=== Assignment ===
Print the entries exactly; skip the pictures.

------------------------------

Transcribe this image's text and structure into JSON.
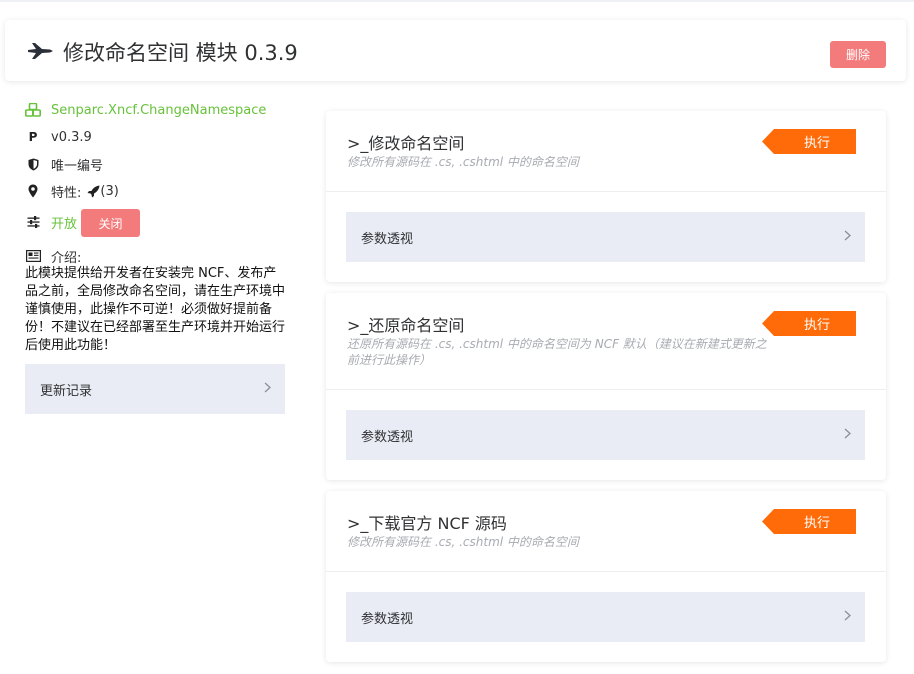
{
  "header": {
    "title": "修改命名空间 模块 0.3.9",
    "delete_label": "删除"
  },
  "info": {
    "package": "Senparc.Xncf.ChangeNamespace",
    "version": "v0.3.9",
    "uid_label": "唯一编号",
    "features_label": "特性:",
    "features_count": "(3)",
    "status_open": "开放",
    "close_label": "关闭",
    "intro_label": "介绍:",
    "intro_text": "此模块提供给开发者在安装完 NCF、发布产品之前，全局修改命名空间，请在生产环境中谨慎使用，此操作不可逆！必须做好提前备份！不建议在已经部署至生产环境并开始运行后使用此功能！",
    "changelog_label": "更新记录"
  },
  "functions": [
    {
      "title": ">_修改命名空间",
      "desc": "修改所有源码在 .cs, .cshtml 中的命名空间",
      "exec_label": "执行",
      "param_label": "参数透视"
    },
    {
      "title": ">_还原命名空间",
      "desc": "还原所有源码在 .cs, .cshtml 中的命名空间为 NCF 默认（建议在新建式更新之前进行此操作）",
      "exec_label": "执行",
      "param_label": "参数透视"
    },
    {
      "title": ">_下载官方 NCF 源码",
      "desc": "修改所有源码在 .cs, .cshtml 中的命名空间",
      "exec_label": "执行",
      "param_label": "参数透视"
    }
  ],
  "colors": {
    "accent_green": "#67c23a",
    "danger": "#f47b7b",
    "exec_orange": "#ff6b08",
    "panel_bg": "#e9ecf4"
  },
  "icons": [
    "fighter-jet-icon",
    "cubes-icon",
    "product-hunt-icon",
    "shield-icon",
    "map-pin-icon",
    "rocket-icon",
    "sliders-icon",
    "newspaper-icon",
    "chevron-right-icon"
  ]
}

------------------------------

=== Answer to the problem ===
Transcribe this image's text and structure into JSON.
{
  "header": {
    "title": "修改命名空间 模块 0.3.9",
    "delete_label": "删除"
  },
  "info": {
    "package": "Senparc.Xncf.ChangeNamespace",
    "version": "v0.3.9",
    "uid_label": "唯一编号",
    "features_label": "特性:",
    "features_count": "(3)",
    "status_open": "开放",
    "close_label": "关闭",
    "intro_label": "介绍:",
    "intro_text": "此模块提供给开发者在安装完 NCF、发布产品之前，全局修改命名空间，请在生产环境中谨慎使用，此操作不可逆！必须做好提前备份！不建议在已经部署至生产环境并开始运行后使用此功能！",
    "changelog_label": "更新记录"
  },
  "functions": [
    {
      "title": ">_修改命名空间",
      "desc": "修改所有源码在 .cs, .cshtml 中的命名空间",
      "exec_label": "执行",
      "param_label": "参数透视"
    },
    {
      "title": ">_还原命名空间",
      "desc": "还原所有源码在 .cs, .cshtml 中的命名空间为 NCF 默认（建议在新建式更新之前进行此操作）",
      "exec_label": "执行",
      "param_label": "参数透视"
    },
    {
      "title": ">_下载官方 NCF 源码",
      "desc": "修改所有源码在 .cs, .cshtml 中的命名空间",
      "exec_label": "执行",
      "param_label": "参数透视"
    }
  ],
  "colors": {
    "accent_green": "#67c23a",
    "danger": "#f47b7b",
    "exec_orange": "#ff6b08",
    "panel_bg": "#e9ecf4"
  },
  "icons": [
    "fighter-jet-icon",
    "cubes-icon",
    "product-hunt-icon",
    "shield-icon",
    "map-pin-icon",
    "rocket-icon",
    "sliders-icon",
    "newspaper-icon",
    "chevron-right-icon"
  ]
}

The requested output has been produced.